It is wise to see a tax expert if you are concerned if you are submitting your taxes appropriately. Your tax preparer can assist you in properly filing your taxes and guard against any mistakes that can later lead to issues.
Self-Employment Tax: What Is It?
Your part of the Social Security and Medicare taxes is covered by self-employment tax. Another name for this is “Social Security payroll tax.” It is based on your net earnings, which are your earnings after FICA and other tax deductions.
Who must complete Schedule SE
anyone whose income or compensation totals more than $400 annually.
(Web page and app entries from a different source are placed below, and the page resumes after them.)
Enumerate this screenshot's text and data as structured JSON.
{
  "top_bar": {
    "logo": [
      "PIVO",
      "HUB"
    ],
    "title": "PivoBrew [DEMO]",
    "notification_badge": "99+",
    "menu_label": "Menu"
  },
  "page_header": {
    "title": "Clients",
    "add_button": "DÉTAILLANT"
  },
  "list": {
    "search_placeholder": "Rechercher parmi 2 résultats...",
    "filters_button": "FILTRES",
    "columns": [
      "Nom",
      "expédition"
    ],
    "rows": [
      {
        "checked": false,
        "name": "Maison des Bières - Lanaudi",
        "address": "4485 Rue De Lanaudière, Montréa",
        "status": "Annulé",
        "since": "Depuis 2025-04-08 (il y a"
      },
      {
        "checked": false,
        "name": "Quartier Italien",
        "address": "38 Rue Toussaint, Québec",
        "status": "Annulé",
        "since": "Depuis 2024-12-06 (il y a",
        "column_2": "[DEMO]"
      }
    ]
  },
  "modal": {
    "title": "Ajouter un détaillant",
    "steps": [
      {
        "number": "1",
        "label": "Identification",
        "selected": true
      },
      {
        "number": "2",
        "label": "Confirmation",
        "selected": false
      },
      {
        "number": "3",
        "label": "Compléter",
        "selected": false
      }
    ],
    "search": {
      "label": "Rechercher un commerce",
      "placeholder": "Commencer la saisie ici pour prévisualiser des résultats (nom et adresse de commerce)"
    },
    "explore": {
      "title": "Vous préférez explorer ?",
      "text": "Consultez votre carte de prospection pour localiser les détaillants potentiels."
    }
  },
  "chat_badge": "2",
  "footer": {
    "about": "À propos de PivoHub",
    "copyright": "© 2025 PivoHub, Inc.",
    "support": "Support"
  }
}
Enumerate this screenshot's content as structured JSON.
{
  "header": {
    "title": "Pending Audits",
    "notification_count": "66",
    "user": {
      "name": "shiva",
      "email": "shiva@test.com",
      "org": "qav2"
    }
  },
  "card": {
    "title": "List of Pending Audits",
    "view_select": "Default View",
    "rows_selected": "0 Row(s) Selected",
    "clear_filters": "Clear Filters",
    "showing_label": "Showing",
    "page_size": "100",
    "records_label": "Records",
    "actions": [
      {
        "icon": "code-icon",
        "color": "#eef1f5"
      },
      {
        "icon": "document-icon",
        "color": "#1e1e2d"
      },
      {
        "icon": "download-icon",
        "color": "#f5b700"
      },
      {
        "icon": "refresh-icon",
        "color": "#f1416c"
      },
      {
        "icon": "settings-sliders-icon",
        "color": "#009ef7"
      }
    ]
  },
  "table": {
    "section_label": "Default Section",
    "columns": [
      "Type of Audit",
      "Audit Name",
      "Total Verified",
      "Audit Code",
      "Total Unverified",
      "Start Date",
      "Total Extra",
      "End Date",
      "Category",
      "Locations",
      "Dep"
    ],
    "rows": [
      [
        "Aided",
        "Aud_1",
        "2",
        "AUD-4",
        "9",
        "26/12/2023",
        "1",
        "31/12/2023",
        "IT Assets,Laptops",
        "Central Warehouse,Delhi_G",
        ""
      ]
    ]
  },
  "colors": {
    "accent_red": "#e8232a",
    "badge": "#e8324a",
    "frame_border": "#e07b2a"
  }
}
Additionally, if you anticipate making more than $400 a year, even if you don’t. Even if you don’t anticipate earning more than $400 a year, there are still a few factors to take into account.
Understanding the Schedule SE?
This is the typical Form 1040 used by self-employed individuals.
The following is covered:
Gains and Subtractions
tax on self-employment
Additional taxes you are due
How much Social Security and Medicare taxes do you owe
How much money did you make the previous year?
Who Is Exempt From Filing Schedule SE?
If your annual income is less than $400, you are not required to submit Schedule SE. And if you don’t earn enough to be obliged to file Schedule SE, you can alternatively submit a supplemental Form 1099-MISC.
If you earned more than $400 in the prior year, you may still be subject to self-employment tax even if your annual income is below $400.
Do not freak out if you have problems assembling your Schedule SE. A small amount of labor is required to complete this form, and much less is required to submit your taxes using Schedule SE.
- File Jointly if You’re a Married Couple
- Understanding Schedule SE
- How should I complete form 1040es?
- Need for Schedule SE
- How much should be reported on Form 1040ES
- How similar is Form 1040ES to Form 1040
- Filling Out Form 1040ES
- Is Schedule SE the same as Form 1040?
- What Sets the Schedule SE Apart from 1040?
- How do I determine how much self-employment tax to pay?
- How can I ensure that my tax returns are filed correctly?
- Self-Employment Tax: What Is It?
- Who must complete Schedule SE
- Understanding the Schedule SE?
- Who Is Exempt From Filing Schedule SE?